### Problem to work on
Return a copy of every line in the data below that contains "heading".

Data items
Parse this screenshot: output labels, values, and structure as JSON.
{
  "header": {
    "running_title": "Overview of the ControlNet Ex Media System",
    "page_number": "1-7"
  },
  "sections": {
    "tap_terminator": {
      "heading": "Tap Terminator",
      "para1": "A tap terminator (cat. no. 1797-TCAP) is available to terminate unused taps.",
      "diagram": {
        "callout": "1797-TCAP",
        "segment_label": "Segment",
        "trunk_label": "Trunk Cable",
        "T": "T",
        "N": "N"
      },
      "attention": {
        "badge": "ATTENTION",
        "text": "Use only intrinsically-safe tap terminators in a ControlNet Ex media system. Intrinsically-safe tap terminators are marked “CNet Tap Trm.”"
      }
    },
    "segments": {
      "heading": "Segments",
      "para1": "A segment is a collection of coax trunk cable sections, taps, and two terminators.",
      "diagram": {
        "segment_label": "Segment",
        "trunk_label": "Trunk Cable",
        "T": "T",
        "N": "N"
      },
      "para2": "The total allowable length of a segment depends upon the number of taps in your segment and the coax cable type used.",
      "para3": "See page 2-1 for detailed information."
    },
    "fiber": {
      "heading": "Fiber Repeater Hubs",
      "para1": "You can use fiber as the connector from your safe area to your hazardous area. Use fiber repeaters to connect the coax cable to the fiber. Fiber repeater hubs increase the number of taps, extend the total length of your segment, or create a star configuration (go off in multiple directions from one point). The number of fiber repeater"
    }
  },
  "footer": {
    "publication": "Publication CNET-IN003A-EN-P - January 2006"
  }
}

### Answer section
      "heading": "Tap Terminator",
      "heading": "Segments",
      "heading": "Fiber Repeater Hubs",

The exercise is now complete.